**** Task inputs ****

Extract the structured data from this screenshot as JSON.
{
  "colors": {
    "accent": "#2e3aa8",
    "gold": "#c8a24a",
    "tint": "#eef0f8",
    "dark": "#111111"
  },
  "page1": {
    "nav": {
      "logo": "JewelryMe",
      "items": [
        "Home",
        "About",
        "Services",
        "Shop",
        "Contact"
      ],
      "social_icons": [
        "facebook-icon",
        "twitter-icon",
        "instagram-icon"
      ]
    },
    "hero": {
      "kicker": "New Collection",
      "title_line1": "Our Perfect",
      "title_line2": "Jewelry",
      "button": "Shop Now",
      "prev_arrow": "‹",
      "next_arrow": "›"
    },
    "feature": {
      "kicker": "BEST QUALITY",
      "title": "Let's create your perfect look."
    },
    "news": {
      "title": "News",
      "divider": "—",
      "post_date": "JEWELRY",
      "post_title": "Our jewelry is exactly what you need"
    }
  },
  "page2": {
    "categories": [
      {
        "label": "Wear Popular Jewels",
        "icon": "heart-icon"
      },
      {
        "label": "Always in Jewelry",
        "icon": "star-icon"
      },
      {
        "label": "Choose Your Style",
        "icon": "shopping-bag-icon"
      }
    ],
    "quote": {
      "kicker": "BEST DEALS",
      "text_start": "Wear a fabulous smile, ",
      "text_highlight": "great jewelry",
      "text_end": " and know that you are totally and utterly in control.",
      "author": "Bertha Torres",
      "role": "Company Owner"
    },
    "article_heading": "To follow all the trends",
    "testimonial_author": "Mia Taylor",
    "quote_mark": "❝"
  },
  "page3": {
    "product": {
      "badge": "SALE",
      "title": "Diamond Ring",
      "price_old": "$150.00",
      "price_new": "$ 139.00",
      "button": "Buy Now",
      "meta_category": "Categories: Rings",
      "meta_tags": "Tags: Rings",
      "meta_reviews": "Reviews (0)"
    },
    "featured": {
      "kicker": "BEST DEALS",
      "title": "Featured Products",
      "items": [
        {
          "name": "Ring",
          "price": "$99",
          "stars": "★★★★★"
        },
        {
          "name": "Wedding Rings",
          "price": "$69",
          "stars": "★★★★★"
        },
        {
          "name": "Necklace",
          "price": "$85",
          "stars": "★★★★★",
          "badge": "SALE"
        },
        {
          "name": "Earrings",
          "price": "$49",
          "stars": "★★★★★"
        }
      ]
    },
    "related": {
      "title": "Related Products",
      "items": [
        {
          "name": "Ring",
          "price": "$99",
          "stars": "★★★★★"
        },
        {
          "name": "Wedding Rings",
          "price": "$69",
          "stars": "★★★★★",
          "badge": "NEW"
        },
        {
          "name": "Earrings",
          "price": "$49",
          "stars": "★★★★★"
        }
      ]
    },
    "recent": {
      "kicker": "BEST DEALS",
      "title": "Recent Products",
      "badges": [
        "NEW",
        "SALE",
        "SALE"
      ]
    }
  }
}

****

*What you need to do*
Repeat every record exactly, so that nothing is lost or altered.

*Exercise output*
Extract the structured data from this screenshot as JSON.
{
  "colors": {
    "accent": "#2e3aa8",
    "gold": "#c8a24a",
    "tint": "#eef0f8",
    "dark": "#111111"
  },
  "page1": {
    "nav": {
      "logo": "JewelryMe",
      "items": [
        "Home",
        "About",
        "Services",
        "Shop",
        "Contact"
      ],
      "social_icons": [
        "facebook-icon",
        "twitter-icon",
        "instagram-icon"
      ]
    },
    "hero": {
      "kicker": "New Collection",
      "title_line1": "Our Perfect",
      "title_line2": "Jewelry",
      "button": "Shop Now",
      "prev_arrow": "‹",
      "next_arrow": "›"
    },
    "feature": {
      "kicker": "BEST QUALITY",
      "title": "Let's create your perfect look."
    },
    "news": {
      "title": "News",
      "divider": "—",
      "post_date": "JEWELRY",
      "post_title": "Our jewelry is exactly what you need"
    }
  },
  "page2": {
    "categories": [
      {
        "label": "Wear Popular Jewels",
        "icon": "heart-icon"
      },
      {
        "label": "Always in Jewelry",
        "icon": "star-icon"
      },
      {
        "label": "Choose Your Style",
        "icon": "shopping-bag-icon"
      }
    ],
    "quote": {
      "kicker": "BEST DEALS",
      "text_start": "Wear a fabulous smile, ",
      "text_highlight": "great jewelry",
      "text_end": " and know that you are totally and utterly in control.",
      "author": "Bertha Torres",
      "role": "Company Owner"
    },
    "article_heading": "To follow all the trends",
    "testimonial_author": "Mia Taylor",
    "quote_mark": "❝"
  },
  "page3": {
    "product": {
      "badge": "SALE",
      "title": "Diamond Ring",
      "price_old": "$150.00",
      "price_new": "$ 139.00",
      "button": "Buy Now",
      "meta_category": "Categories: Rings",
      "meta_tags": "Tags: Rings",
      "meta_reviews": "Reviews (0)"
    },
    "featured": {
      "kicker": "BEST DEALS",
      "title": "Featured Products",
      "items": [
        {
          "name": "Ring",
          "price": "$99",
          "stars": "★★★★★"
        },
        {
          "name": "Wedding Rings",
          "price": "$69",
          "stars": "★★★★★"
        },
        {
          "name": "Necklace",
          "price": "$85",
          "stars": "★★★★★",
          "badge": "SALE"
        },
        {
          "name": "Earrings",
          "price": "$49",
          "stars": "★★★★★"
        }
      ]
    },
    "related": {
      "title": "Related Products",
      "items": [
        {
          "name": "Ring",
          "price": "$99",
          "stars": "★★★★★"
        },
        {
          "name": "Wedding Rings",
          "price": "$69",
          "stars": "★★★★★",
          "badge": "NEW"
        },
        {
          "name": "Earrings",
          "price": "$49",
          "stars": "★★★★★"
        }
      ]
    },
    "recent": {
      "kicker": "BEST DEALS",
      "title": "Recent Products",
      "badges": [
        "NEW",
        "SALE",
        "SALE"
      ]
    }
  }
}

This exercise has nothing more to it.